Secure Vulnerable WordPress Files and Directories

Recently Jason A. Donenfeld reported a simple vulnerability in W3 Total Cache on the Full Disclosure mailing list, which was picked up by the Security Ledger website, and then posted on Slashdot. The vulnerability is a simple Apache Httpd configuration oversight — plugins often create their own folders under ./wordpress/wp-content/ without considering that directory indexing might be turned on, or that files within that folder are located under a DocumentRoot, and thus available to anyone. Some configuration files are also vulnerable in this way — the wp-config.php file, for example. During the WordPress install, it is recommended that the wp-config.php be re-located one folder above ./wordpress/, to move it out of the DocumentRoot.

Plugins generally create two types of “cache” folders; one that a PHP script uses as a kind of temporary database — W3 Total Cache and most caching plugins work this way — or a folder that holds generated content accessible by URLs, like resized images, etc. We could configure the web server to deny access to all folders named “cache” — this would be fine for PHP scripts that serve-up cached files themselves — but this would break other plugins (like NextGEN Gallery) which create content in a cache folder that is then accessible by URLs.

Along with using a plugin like BulletProof Security to secure my WordPress websites, I also include the following Apache Httpd configuration in all my WordPress virtualhosts:

There are generally two approaches to security; deny everything, and allow some things specifically, or allow everything and deny some things specifically. The example above takes the second approach — we deny access to specific cache folders and files we want to protect. Another solution would be to deny access to all folders with the word “cache” in their names (as an example), followed by additional rules to allow access to “cache” folders we know have content that needs to be accessed directly by URLs.
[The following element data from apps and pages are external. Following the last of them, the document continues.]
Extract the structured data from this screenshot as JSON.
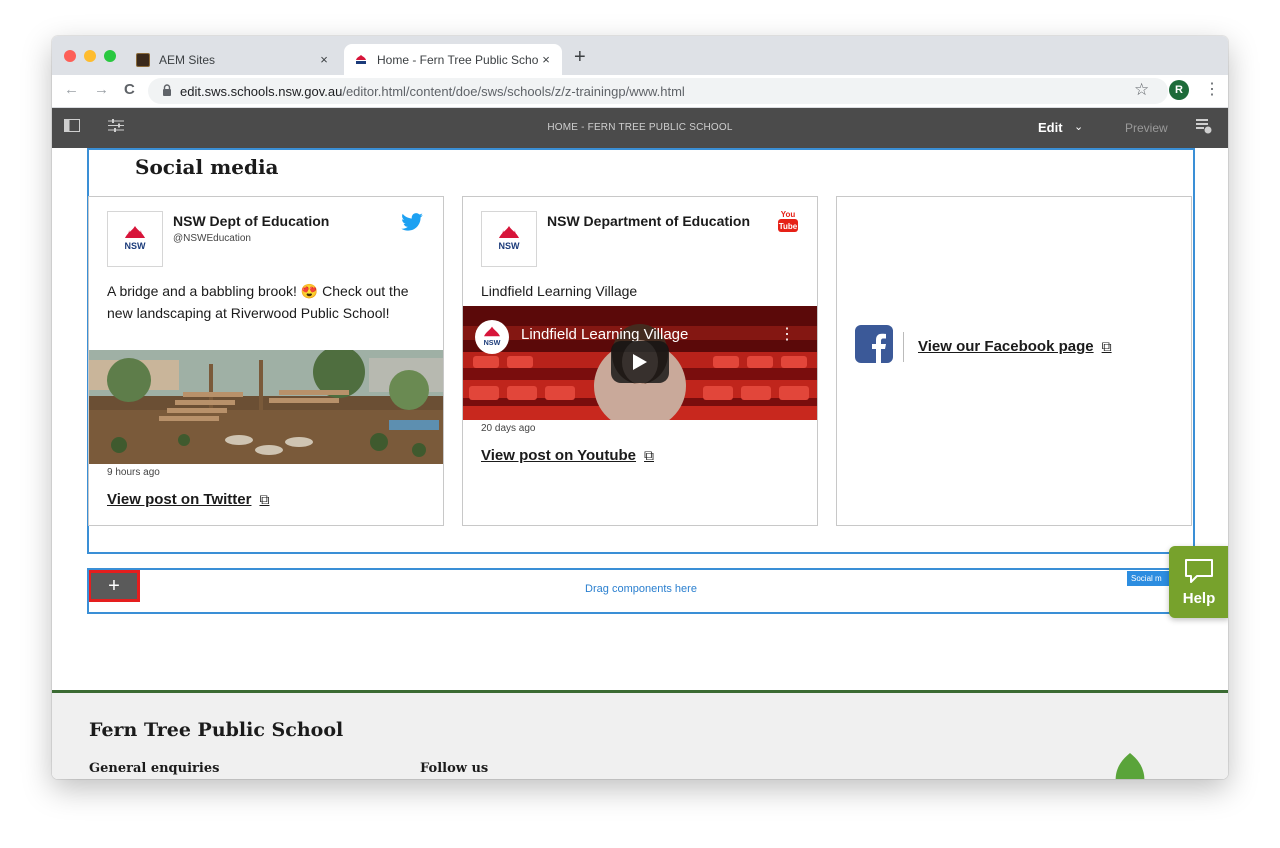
{
  "browser": {
    "tabs": [
      {
        "title": "AEM Sites",
        "close": "×"
      },
      {
        "title": "Home - Fern Tree Public School",
        "close": "×"
      }
    ],
    "new_tab": "+",
    "nav": {
      "back": "←",
      "forward": "→",
      "reload": "C"
    },
    "url_host": "edit.sws.schools.nsw.gov.au",
    "url_path": "/editor.html/content/doe/sws/schools/z/z-trainingp/www.html",
    "star": "☆",
    "avatar_letter": "R",
    "menu": "⋮"
  },
  "aem": {
    "page_title": "HOME - FERN TREE PUBLIC SCHOOL",
    "edit_label": "Edit",
    "edit_chevron": "⌄",
    "preview_label": "Preview"
  },
  "social": {
    "title": "Social media",
    "twitter": {
      "name": "NSW Dept of Education",
      "handle": "@NSWEducation",
      "text": "A bridge and a babbling brook! 😍  Check out the new landscaping at Riverwood Public School!",
      "time": "9 hours ago",
      "link": "View post on Twitter"
    },
    "youtube": {
      "name": "NSW Department of Education",
      "video_caption": "Lindfield Learning Village",
      "video_title": "Lindfield Learning Village",
      "time": "20 days ago",
      "link": "View post on Youtube"
    },
    "facebook": {
      "link": "View our Facebook page"
    },
    "logo_text": "NSW",
    "youtube_logo_text": [
      "You",
      "Tube"
    ],
    "ext_icon": "⧉"
  },
  "editor": {
    "add_label": "+",
    "component_badge": "Social m",
    "drag_text": "Drag components here",
    "help_label": "Help"
  },
  "footer": {
    "school_name": "Fern Tree Public School",
    "col1": "General enquiries",
    "col2": "Follow us"
  },
  "colors": {
    "aem_bar": "#4b4b4b",
    "outline_blue": "#3a8fd6",
    "highlight_red": "#e51e1e",
    "help_green": "#77a22c",
    "footer_rule": "#3b6b33",
    "twitter": "#1da1f2",
    "youtube": "#e62117",
    "facebook": "#3b5998"
  }
}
Since I’ve mentioned BulletProof Security, I should also mention that it can be a little touchy to install and maintain. It doesn’t like other plugins messing with it’s .htaccess file, and it tends to block a few essential files and directories. I use the following rules in it’s “Custom Code -> CUSTOM CODE PLUGIN FIXES” option:

Find this content useful? Share it with your friends!